Professors can now customize textbooks by editing, rewriting, or deleting various sections of them through new online software.
Macmillan, one of the largest publishers of textbooks, is creating a new digital textbook program called DynamicBooks. This program will be like a Wikipedia version of textbooks, according to The New York Times.
Many professors use generic textbooks and assign various outside-of-the-book readings and assignments. Also, professors typically ignore certain chapters or sections of the textbook and correct other sections in their lectures.
However, this process can be facilitated with Macmillan’s DynamicBooks because professors can make all of these changes before a class starts.

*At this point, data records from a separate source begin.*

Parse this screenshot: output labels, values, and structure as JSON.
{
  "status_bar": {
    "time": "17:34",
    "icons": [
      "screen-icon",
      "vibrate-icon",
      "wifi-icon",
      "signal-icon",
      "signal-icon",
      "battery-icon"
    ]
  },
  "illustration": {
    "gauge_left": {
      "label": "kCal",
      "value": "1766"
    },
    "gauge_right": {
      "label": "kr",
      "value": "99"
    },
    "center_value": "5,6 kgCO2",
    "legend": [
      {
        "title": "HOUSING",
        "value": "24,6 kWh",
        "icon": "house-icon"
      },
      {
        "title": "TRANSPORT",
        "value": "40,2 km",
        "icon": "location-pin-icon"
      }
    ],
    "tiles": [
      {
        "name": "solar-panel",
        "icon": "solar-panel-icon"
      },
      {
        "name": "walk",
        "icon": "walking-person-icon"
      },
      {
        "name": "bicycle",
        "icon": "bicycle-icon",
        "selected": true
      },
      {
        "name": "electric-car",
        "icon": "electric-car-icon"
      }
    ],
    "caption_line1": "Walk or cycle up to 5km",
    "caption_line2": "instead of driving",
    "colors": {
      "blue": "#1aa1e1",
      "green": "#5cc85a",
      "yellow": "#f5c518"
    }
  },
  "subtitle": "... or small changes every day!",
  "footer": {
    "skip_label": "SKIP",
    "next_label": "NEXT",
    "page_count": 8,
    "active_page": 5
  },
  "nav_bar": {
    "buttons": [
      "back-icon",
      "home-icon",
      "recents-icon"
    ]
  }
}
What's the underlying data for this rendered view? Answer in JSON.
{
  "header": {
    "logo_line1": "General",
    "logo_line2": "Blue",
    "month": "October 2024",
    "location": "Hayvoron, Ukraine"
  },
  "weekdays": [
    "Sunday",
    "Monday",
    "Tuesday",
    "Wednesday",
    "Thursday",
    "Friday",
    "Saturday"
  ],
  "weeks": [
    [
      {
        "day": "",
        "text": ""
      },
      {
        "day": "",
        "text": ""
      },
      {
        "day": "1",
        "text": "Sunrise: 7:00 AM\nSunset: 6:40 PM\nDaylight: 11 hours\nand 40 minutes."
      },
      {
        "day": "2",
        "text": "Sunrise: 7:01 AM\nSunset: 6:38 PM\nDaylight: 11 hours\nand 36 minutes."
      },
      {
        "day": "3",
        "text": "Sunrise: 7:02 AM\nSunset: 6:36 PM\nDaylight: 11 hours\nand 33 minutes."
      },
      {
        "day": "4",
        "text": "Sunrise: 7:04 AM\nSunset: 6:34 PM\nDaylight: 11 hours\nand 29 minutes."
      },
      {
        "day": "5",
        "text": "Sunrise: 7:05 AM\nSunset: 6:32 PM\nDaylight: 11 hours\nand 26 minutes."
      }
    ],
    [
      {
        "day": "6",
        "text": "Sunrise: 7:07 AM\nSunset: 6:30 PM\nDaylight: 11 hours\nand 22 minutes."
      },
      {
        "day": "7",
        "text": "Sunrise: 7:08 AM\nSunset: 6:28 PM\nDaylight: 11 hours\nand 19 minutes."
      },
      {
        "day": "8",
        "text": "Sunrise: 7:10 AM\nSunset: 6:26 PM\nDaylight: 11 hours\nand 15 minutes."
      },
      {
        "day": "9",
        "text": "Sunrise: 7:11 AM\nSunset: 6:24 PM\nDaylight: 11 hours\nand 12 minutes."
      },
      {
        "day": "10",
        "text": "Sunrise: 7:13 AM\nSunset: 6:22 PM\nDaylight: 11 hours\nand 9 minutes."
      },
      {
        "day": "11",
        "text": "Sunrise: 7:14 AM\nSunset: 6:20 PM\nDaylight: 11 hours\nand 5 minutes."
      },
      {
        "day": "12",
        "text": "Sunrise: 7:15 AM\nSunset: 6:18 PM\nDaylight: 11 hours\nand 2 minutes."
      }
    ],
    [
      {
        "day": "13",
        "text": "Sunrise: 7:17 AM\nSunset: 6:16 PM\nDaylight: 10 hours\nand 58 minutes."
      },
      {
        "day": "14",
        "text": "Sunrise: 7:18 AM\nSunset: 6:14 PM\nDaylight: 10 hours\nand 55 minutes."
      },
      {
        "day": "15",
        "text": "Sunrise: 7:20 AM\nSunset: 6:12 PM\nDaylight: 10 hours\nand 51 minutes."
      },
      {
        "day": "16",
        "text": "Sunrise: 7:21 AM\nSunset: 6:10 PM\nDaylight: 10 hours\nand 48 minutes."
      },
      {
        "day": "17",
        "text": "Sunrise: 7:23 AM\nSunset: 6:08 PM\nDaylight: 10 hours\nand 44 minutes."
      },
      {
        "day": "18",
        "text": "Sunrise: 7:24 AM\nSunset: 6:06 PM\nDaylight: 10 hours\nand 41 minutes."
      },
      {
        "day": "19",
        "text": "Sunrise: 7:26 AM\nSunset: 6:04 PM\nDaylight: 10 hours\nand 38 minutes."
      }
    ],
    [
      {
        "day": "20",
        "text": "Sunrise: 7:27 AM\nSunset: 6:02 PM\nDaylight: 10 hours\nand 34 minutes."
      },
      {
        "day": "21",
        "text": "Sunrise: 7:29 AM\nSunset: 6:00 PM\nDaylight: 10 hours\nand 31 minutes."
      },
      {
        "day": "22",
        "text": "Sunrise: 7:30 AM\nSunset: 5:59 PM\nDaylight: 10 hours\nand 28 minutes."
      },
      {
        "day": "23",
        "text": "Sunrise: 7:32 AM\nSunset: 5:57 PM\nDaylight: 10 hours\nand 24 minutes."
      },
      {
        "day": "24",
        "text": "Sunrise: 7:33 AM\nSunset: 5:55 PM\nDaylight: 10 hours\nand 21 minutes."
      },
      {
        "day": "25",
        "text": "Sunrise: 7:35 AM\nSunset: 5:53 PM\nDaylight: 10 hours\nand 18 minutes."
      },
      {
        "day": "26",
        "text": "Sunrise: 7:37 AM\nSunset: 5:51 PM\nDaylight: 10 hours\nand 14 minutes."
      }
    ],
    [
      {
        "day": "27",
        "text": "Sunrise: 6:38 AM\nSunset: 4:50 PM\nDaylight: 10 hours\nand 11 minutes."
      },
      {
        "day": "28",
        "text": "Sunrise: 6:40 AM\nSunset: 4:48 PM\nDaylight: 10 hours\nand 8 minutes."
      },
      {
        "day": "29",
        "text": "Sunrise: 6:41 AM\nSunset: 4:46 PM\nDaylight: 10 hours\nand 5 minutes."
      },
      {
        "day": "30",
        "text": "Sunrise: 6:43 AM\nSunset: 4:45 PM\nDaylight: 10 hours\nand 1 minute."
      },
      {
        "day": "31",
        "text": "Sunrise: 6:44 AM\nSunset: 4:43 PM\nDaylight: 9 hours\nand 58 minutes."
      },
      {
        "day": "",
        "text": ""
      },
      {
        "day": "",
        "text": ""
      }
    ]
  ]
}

Professors can use DynamicBooks to upload syllabi, pictures, videos, class notes and assignments.
Professors can now use textbooks as starting points, rewriting them to teach what is most relevant. This will increase and personalize the learning experiences for students because they won’t be learning material from a book written 10 years ago.
Class information will be presented in a more organized fashion, and students will be able to digitally access all of the course’s relevant information in one area. Also, books purchased through DynamicBooks are likely to be much cheaper compared to more traditional formats.
The New York Times used the textbook “Psychology” by Daniel L. Schacter, Daniel T. Gilbert and Daniel M. Wegner as an example. The book’s list price is $134.29, Barnes & Noble’s price is $122.73, and the book will sell for $48.76 at DynamicBooks.
Essentially, DynamicBooks will give professors more teaching freedom, and they won’t be trapped in the confines of teaching a book from an unfamiliar author. It will be easier for them to personalize every class, changing the textbook’s content as needed.
DynamicBooks is expected to launch in August with around 100 popular textbooks. The digital program is likely to grow into the future.